Saw some Canada geese. A cache of 1 Bag Pemmican was made exactly where Back made his first cache. Wind still Northerly, squally with showers of rain. A little before encamping saw a reindeer (caribou) but could not put ashore as we were just entering a rapid. When making this portage a big Musk bull was discovered and I had the luck to knock him over. The men are now cutting him up. Query the quality of the meat.

In the appendix to Back’s Narrative, Dr. John Richardson described the Musk Oxen:

This animal inhabits the barren lands and the most northern of Parry’s Islands, but retires to the verge of the woods in the depth of winter. It feeds, like the rein-deer (caribou), chiefly on lichens; and the meat of a well-fed cow is agreeable tasted [sic] and juicy; but that of a lean cow and of the bull is strongly impregnated with a disagreeable musky flavour, so as to be palatable only to a very hungry man.

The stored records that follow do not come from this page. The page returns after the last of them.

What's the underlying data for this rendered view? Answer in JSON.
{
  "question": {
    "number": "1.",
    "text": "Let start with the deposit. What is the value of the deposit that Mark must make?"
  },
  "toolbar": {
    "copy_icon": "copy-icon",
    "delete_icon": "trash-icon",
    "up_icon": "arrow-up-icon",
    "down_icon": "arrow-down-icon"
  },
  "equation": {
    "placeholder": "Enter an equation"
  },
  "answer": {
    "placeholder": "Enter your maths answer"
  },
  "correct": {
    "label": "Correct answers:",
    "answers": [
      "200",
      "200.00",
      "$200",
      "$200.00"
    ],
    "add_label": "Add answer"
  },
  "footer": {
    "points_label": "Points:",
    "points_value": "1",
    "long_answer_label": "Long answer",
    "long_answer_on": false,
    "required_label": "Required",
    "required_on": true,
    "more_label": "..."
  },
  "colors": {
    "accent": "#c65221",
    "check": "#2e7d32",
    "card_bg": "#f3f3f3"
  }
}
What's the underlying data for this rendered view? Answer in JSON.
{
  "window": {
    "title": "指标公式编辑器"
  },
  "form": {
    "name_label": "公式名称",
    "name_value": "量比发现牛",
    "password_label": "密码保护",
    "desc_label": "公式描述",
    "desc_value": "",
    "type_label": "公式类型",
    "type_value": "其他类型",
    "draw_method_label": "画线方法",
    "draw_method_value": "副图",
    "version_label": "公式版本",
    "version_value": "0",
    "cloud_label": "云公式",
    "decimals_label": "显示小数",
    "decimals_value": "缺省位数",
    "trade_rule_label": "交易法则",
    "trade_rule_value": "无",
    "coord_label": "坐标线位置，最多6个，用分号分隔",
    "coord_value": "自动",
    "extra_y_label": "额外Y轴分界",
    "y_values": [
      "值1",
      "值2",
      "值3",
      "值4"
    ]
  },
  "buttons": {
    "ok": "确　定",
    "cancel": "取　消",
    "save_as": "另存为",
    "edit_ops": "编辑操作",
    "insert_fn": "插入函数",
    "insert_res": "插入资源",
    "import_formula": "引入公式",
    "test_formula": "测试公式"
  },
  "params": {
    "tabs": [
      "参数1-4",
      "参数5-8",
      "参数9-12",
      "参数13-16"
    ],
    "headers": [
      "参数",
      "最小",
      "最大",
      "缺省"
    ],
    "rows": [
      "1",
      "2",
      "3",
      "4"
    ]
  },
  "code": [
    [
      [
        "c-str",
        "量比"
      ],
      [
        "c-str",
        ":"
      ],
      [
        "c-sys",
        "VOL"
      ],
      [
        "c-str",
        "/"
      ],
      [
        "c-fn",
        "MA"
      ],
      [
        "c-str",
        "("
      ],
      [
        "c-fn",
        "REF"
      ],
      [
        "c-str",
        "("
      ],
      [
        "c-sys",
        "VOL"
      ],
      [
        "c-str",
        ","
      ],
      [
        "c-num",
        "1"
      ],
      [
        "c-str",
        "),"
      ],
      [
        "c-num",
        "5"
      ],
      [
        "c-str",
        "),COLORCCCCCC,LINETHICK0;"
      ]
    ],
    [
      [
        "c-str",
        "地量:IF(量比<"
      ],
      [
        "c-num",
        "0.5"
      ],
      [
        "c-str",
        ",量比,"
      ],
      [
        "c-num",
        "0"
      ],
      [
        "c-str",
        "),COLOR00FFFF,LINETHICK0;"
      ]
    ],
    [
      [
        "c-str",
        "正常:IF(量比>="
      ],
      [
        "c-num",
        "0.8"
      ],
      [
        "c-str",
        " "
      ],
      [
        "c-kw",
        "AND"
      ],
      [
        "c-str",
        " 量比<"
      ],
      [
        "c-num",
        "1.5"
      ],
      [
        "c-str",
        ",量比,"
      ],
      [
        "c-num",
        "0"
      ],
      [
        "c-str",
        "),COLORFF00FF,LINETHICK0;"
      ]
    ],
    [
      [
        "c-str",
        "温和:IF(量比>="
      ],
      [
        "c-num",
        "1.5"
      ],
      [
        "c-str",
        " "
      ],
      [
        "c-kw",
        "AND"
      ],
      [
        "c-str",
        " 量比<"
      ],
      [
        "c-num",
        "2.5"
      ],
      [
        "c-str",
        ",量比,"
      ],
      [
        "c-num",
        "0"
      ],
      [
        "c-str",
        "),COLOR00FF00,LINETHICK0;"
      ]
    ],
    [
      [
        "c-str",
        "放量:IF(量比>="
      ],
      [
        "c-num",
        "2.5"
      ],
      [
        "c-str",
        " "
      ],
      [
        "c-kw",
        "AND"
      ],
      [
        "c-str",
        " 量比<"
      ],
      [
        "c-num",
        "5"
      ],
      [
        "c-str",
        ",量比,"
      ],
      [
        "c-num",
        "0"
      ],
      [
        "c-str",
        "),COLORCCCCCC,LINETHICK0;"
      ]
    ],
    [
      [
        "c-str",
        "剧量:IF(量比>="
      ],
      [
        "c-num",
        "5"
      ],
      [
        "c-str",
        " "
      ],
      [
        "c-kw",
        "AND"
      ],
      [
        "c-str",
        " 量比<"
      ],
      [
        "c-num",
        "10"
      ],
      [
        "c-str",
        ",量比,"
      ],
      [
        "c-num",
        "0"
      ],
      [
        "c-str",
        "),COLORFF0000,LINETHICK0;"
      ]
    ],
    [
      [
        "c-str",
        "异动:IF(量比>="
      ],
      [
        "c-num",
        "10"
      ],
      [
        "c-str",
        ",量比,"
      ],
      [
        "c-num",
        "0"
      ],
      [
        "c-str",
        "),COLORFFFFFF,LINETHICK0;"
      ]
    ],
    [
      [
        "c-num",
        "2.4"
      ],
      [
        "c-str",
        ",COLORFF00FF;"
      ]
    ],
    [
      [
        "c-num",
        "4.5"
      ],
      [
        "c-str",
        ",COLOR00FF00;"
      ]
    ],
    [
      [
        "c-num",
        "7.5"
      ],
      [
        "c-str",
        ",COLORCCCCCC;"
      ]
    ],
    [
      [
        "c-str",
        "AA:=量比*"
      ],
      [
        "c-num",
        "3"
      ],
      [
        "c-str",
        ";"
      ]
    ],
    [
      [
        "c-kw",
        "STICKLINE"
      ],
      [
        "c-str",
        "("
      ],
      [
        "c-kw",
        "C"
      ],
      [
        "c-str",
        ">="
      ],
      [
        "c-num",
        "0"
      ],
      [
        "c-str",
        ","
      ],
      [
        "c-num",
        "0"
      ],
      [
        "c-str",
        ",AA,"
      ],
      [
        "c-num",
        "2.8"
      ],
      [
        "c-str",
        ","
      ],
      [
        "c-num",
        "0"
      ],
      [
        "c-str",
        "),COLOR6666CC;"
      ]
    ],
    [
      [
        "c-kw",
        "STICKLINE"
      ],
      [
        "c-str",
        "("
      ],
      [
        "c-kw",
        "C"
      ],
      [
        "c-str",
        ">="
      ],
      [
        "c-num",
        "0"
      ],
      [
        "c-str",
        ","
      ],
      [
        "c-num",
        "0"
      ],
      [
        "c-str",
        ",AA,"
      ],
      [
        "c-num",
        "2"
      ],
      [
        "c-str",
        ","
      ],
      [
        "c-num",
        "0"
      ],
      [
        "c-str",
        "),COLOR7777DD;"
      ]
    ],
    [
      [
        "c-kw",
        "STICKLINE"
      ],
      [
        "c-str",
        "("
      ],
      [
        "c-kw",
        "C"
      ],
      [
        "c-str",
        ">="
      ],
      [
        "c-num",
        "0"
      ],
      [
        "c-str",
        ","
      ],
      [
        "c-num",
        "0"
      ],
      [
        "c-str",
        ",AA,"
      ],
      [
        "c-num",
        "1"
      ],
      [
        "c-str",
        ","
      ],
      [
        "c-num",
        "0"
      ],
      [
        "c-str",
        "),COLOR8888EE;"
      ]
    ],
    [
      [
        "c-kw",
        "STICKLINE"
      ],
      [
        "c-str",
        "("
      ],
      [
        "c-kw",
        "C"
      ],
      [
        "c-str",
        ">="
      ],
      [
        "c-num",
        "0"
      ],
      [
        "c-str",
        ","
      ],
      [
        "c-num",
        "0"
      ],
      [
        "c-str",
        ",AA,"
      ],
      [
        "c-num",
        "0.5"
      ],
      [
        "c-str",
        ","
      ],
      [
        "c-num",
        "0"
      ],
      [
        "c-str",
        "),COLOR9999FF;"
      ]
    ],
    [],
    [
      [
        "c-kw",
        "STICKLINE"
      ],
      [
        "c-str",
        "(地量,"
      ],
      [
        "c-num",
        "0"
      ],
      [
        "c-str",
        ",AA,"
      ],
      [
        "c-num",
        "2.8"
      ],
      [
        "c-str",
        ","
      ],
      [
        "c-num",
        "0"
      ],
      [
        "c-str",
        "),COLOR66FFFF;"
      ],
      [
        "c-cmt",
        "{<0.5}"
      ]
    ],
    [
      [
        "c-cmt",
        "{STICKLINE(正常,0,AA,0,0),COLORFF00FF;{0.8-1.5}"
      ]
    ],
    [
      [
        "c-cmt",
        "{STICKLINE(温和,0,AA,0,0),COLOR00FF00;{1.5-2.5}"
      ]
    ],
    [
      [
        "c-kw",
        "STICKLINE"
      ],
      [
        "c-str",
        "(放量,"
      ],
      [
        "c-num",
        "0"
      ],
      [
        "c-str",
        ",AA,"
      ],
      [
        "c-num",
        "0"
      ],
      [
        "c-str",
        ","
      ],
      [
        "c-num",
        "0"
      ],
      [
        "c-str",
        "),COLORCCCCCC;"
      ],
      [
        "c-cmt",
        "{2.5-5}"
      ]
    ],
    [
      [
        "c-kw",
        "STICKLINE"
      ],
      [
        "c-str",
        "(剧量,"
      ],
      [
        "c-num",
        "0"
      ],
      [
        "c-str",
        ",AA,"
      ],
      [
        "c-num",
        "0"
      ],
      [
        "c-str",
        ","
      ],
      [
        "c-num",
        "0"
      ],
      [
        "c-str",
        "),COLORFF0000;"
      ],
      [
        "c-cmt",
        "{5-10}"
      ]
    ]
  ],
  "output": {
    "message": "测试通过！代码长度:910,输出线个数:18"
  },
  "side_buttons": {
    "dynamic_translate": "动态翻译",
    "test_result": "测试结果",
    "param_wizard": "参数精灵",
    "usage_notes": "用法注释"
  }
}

James Anderson was right to be sceptical of the quality of the meat, and he and Stewart “shall sup on a goose shot by Mr. Stewart. The worst canoe was left at the Cache. We are now rather deep but get on well with 7 men per canoe. Some frozen snow was encumbering the shore of a rapid. 5 deer are now running about on the other side of the river; one is a fawn. Slate rocks on the beach at our encampment — and two or three small alders which we have not seen for some time.” His journal continues with the events of Monday July 16:

 Our canoes required so much repairing that we could not leave till 10 3/4 am. All the rapids mentioned by Back were run without difficulty. 

And here is how George Back described another rapid on this section of the Great Fish River:

An easy rapid, and the shelving shore of a sand-hill, rather encouraged the hope that the river would turn out favourably; but that illusion was soon dispelled by a very long rapid immediately succeeding, where the boat was only saved by all hands jumping into the breakers and keeping her stern up the stream until she was cleared from a rock that had brought her up. We had hardly time to get into our places again, when we were carried with considerable velocity past a river which joined from the westward; a rapid then followed; after which another tributary  was observed coming from the same quarter. 

Anderson commented on Back’s journal, saying “The water must have been higher and the Rapids stronger when he passed.” His journal entry continued:

Saw 4 deer and Fidler shot one; saw two bands of Musk Oxen, one of 5, the other of 20 animals, besides 5 or 6 solitary bulls, but only one shot was fired at them. Eleven grey wavys [grey geese] were also run down. Back’s description of the country is in general very correct, but I did not perceive several branches of the River before arriving at Lake Beechey at the entrance or head of which we encamped at 9 pm. Wind dead ahead and strong all day; weather cloudy and chilly. The rocks at our encampment composed of slate.

And so we leave James Anderson and his men encamped at the head of Beechey Lake, on the Great Fish or Back River, in 1855. When we continue this journey, you will find it posted here: https://nancymargueriteanderson.com/james-andersons-journey-8/

Copyright, Nancy Marguerite Anderson, 2021. All rights reserved.




2 thoughts on “James Anderson on the Back River 1

  1. Jackie Corrigan

    Yes you’re right. Henry and John Fidler were brothers, grandsons of Peter Fidler. Henry died 29 April 1908, and John on 29 November 1915.